(Bloomberg) — For about half a century, France’s largest far-right party has been led by just two people: its founder, Jean-Marie Le Pen, and his daughter Marine. On Saturday, rank-and-file members chose an outsider as their new chief.
Jordan Bardella, a 27-year-old of Italian descent from the Parisian suburbs, won an internal National Rally online ballot, beating Louis Aliot, mayor of the southern city of Perpignan, by a large margin.
The result was widely expected as Marine Le Pen has been progressively handing over to Bardella, who’s served as deputy leader since 2019. He’s been key in expanding the party’s electorate to younger voters in rural areas and suburbs, with frequent trips across France and regular television appearances.
Though Bardella has at times voiced more radical views than Le Pen, he’ll likely continue the efforts she began to bring the party into the mainstream after she took over from her father in 2011, said Marta Lorimer, an expert on the French far right at the London School of Economics.
“Even though he’s more of an Identitarian than Marine Le Pen, I don’t think he’ll take the party in a different direction from where it currently is,” she said, referring to Bardella’s views on non-White immigration.
Macron Support Slipping
His rise comes as the popularity of centrist President Emmanuel Macron drops slightly in some polls amid rising inflation and strikes in the energy and transport sectors.
Bardella’s immediate attention will turn to the Senate race in 2023 and European parliament elections the following year.
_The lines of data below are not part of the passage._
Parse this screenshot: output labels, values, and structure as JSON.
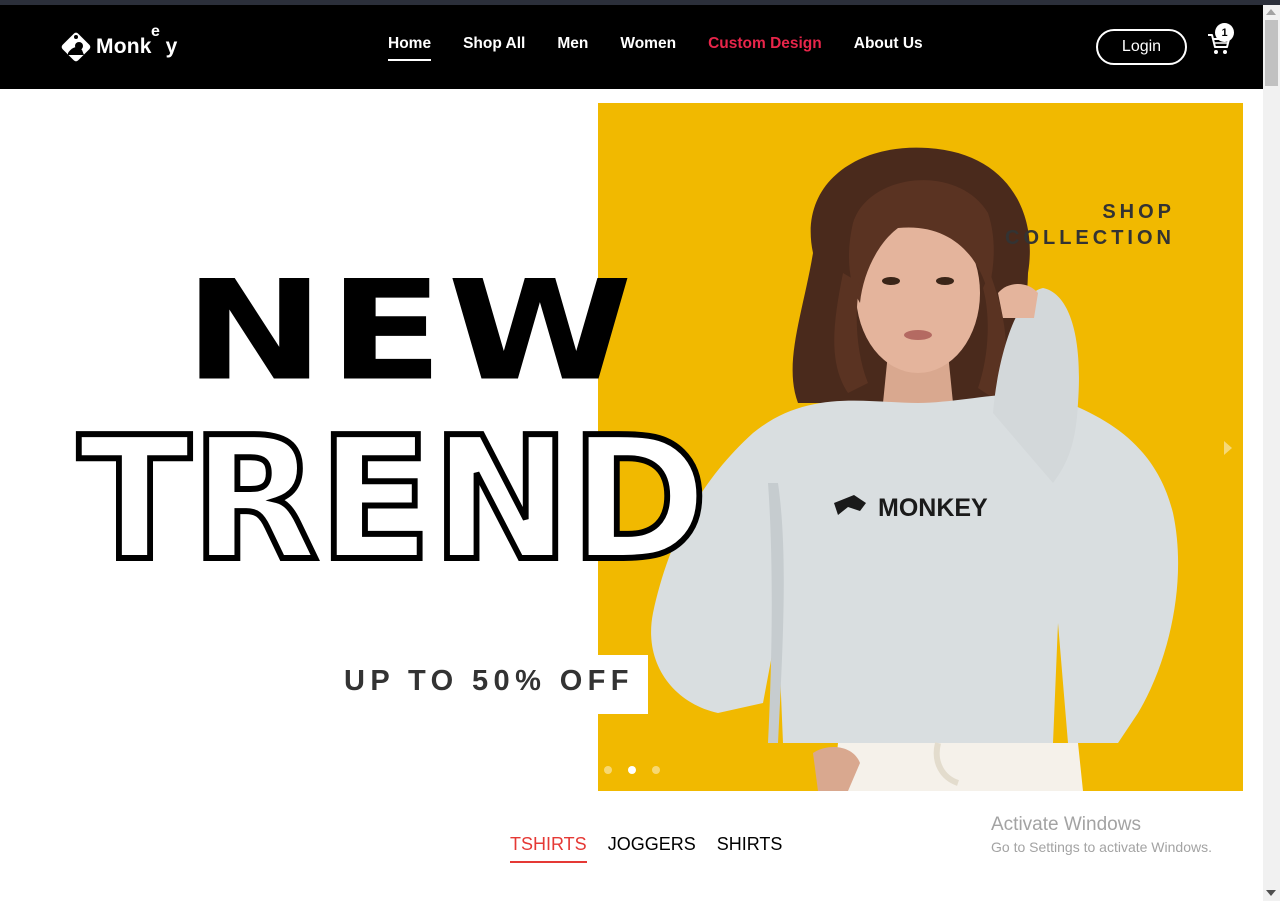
{
  "brand": {
    "name": "Monk",
    "e": "e",
    "tail": "y"
  },
  "nav": {
    "links": [
      "Home",
      "Shop All",
      "Men",
      "Women",
      "Custom Design",
      "About Us"
    ],
    "login": "Login",
    "cart_count": "1"
  },
  "hero": {
    "headline_1": "NEW",
    "headline_2": "TREND",
    "offer": "UP TO 50% OFF",
    "shop_1": "SHOP",
    "shop_2": "COLLECTION",
    "shirt_brand": "MONKEY",
    "bg_color": "#f1b900"
  },
  "categories": [
    "TSHIRTS",
    "JOGGERS",
    "SHIRTS"
  ],
  "watermark": {
    "title": "Activate Windows",
    "subtitle": "Go to Settings to activate Windows."
  },
  "colors": {
    "accent": "#e8254a",
    "tab_active": "#e53935"
  }
}
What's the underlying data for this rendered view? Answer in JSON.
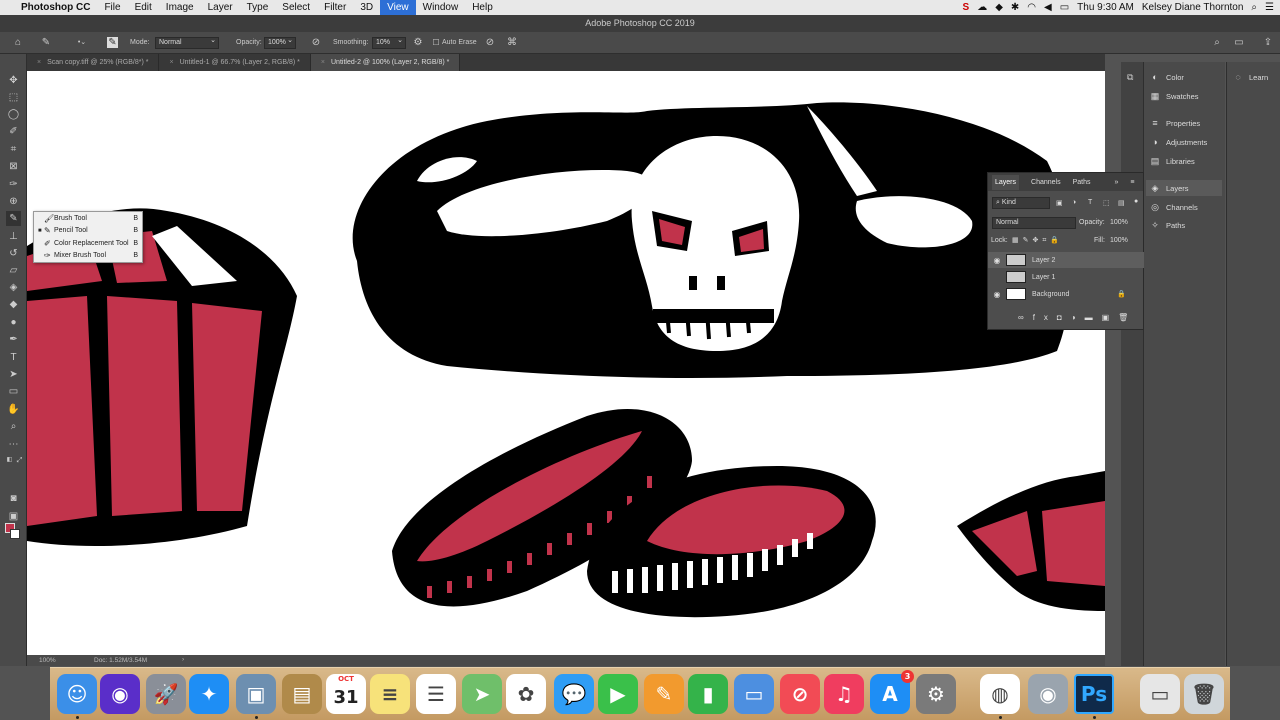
{
  "menubar": {
    "app": "Photoshop CC",
    "items": [
      "File",
      "Edit",
      "Image",
      "Layer",
      "Type",
      "Select",
      "Filter",
      "3D",
      "View",
      "Window",
      "Help"
    ],
    "active_item": "View",
    "clock": "Thu 9:30 AM",
    "user": "Kelsey Diane Thornton"
  },
  "window_title": "Adobe Photoshop CC 2019",
  "options": {
    "mode_label": "Mode:",
    "mode_value": "Normal",
    "opacity_label": "Opacity:",
    "opacity_value": "100%",
    "smoothing_label": "Smoothing:",
    "smoothing_value": "10%",
    "auto_erase_label": "Auto Erase"
  },
  "tabs": [
    {
      "label": "Scan copy.tiff @ 25% (RGB/8*) *",
      "active": false
    },
    {
      "label": "Untitled-1 @ 66.7% (Layer 2, RGB/8) *",
      "active": false
    },
    {
      "label": "Untitled-2 @ 100% (Layer 2, RGB/8) *",
      "active": true
    }
  ],
  "tool_flyout": [
    {
      "label": "Brush Tool",
      "key": "B",
      "icon": "brush-icon",
      "selected": false
    },
    {
      "label": "Pencil Tool",
      "key": "B",
      "icon": "pencil-icon",
      "selected": true
    },
    {
      "label": "Color Replacement Tool",
      "key": "B",
      "icon": "color-replace-icon",
      "selected": false
    },
    {
      "label": "Mixer Brush Tool",
      "key": "B",
      "icon": "mixer-brush-icon",
      "selected": false
    }
  ],
  "colors": {
    "foreground": "#c1334b",
    "background": "#ffffff",
    "accent": "#2d6fd6"
  },
  "status": {
    "zoom": "100%",
    "doc": "Doc: 1.52M/3.54M"
  },
  "right_dock": {
    "col1": [
      "Color",
      "Swatches",
      "Properties",
      "Adjustments",
      "Libraries",
      "Layers",
      "Channels",
      "Paths"
    ],
    "selected": "Layers",
    "col2": [
      "Learn"
    ]
  },
  "layers_panel": {
    "tabs": [
      "Layers",
      "Channels",
      "Paths"
    ],
    "filter_kind": "Kind",
    "blend_mode": "Normal",
    "opacity_label": "Opacity:",
    "opacity_value": "100%",
    "lock_label": "Lock:",
    "fill_label": "Fill:",
    "fill_value": "100%",
    "layers": [
      {
        "name": "Layer 2",
        "visible": true,
        "selected": true
      },
      {
        "name": "Layer 1",
        "visible": false,
        "selected": false
      },
      {
        "name": "Background",
        "visible": true,
        "selected": false,
        "locked": true
      }
    ]
  },
  "dock_apps": [
    "Finder",
    "Siri",
    "Launchpad",
    "Safari",
    "Preview",
    "Notes Folder",
    "Calendar",
    "Notes",
    "Reminders",
    "Maps",
    "Photos",
    "Messages",
    "FaceTime",
    "Pages",
    "Numbers",
    "Keynote",
    "News",
    "Music",
    "App Store",
    "System Preferences",
    "Chrome",
    "Image Capture",
    "Photoshop",
    "Documents",
    "Trash"
  ],
  "calendar": {
    "month": "OCT",
    "day": "31"
  },
  "app_store_badge": "3"
}
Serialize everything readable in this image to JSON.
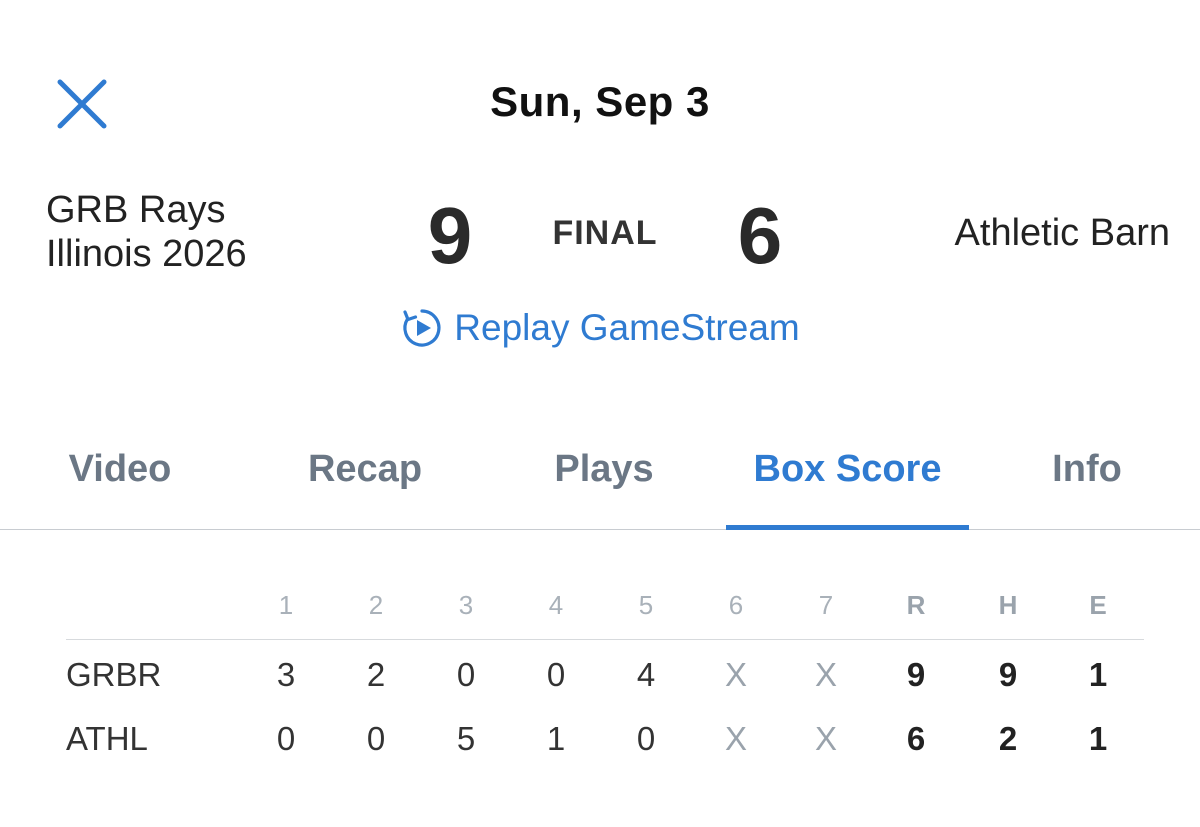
{
  "header": {
    "date": "Sun, Sep 3"
  },
  "game": {
    "away_team_line1": "GRB Rays",
    "away_team_line2": "Illinois 2026",
    "away_score": "9",
    "status": "FINAL",
    "home_score": "6",
    "home_team": "Athletic Barn",
    "replay_label": "Replay GameStream"
  },
  "tabs": [
    {
      "label": "Video"
    },
    {
      "label": "Recap"
    },
    {
      "label": "Plays"
    },
    {
      "label": "Box Score",
      "active": true
    },
    {
      "label": "Info"
    }
  ],
  "box_score": {
    "columns": [
      "1",
      "2",
      "3",
      "4",
      "5",
      "6",
      "7",
      "R",
      "H",
      "E"
    ],
    "rows": [
      {
        "team": "GRBR",
        "innings": [
          "3",
          "2",
          "0",
          "0",
          "4",
          "X",
          "X"
        ],
        "R": "9",
        "H": "9",
        "E": "1"
      },
      {
        "team": "ATHL",
        "innings": [
          "0",
          "0",
          "5",
          "1",
          "0",
          "X",
          "X"
        ],
        "R": "6",
        "H": "2",
        "E": "1"
      }
    ]
  },
  "colors": {
    "accent": "#2f7bd1",
    "tab_inactive": "#6b7785",
    "muted": "#9aa3ac"
  },
  "icons": {
    "close": "close-icon",
    "replay": "replay-play-icon"
  }
}
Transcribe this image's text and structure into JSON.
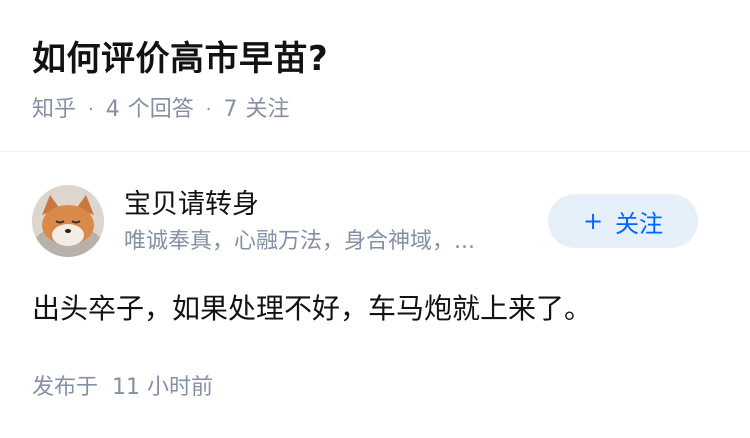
{
  "question": {
    "title": "如何评价高市早苗?",
    "source": "知乎",
    "separator": "·",
    "answers_count": "4",
    "answers_label": "个回答",
    "follow_count": "7",
    "follow_label": "关注"
  },
  "answer": {
    "author_name": "宝贝请转身",
    "author_bio": "唯诚奉真，心融万法，身合神域，...",
    "follow_button": {
      "plus": "+",
      "label": "关注"
    },
    "content": "出头卒子，如果处理不好，车马炮就上来了。",
    "posted_label": "发布于",
    "posted_time": "11 小时前"
  },
  "colors": {
    "accent": "#0066ff",
    "follow_bg": "#e6f0fa",
    "meta": "#8590a6",
    "text": "#121212"
  }
}
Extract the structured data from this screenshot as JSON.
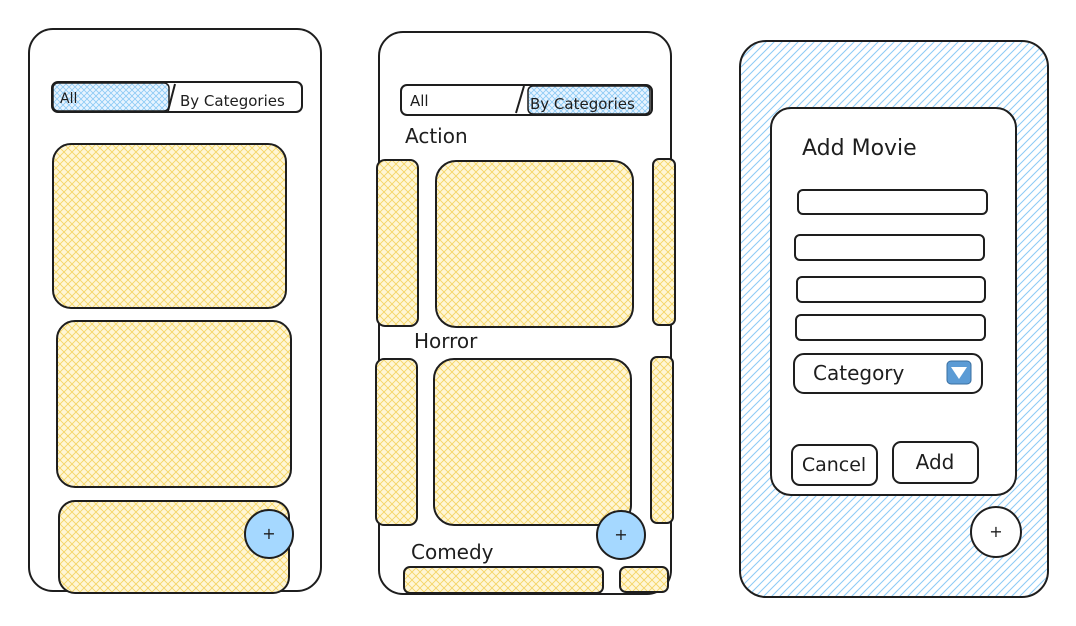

Only then is he likely to zero in on the presidential election set for 2027.
Le Pen made Bardella acting president last year when she stepped aside to focus on her bid for the Elysee palace. Although she failed for a third time to land France’s top job, the far right secured its strongest result ever. The party went on to win 89 of the 577 seats in the National Assembly election, another record. Le Pen will continue to be the party’s leader in parliament.
“The challenge for the party is how they use their time in parliament, so that next time there is an election they are in a decent place to do even better,” Lorimer said.
Lorimer said it’s too early to know whether Le Pen will make a fourth run for president in 2027. At an event in Paris where the RN election result was announced, party member Yannick Prudor said he doesn’t care who runs. “It’s the party that matters,” he said.
Bardella was born and raised in Seine Saint-Denis, a tough, poor and ethnically diverse Paris suburb, and dropped out of university to focus on politics. He plays up his background and portrays himself as the polar opposite of the average French politician who tends to attend elite schools.
He’s helped Le Pen “de-demonize” the party by focusing on the economy rather than only immigration, and re-framing its views on women.
But while Le Pen has distanced herself from comments about race, Bardella has portrayed immigration from Africa as a civilizational threat. That’s an allusion to the “great replacement” theory — views once confined to racist far-right tracts that have fueled deadly gun violence around the world.
A reminder of RN’s hurdles came earlier this week during a lower house session, when a party legislator shouted “go back to Africa” as a Black leftist MP spoke about a migrant boat in the Mediterranean. The party said the lawmaker — who was banned for two weeks and given a salary cut — was referring to the migrants, not his political opponent.
“We don’t really care about yet another made-up allegation against us,” said Thierry Besson, a party representative. “This is not the kind of thing that can harm our path.”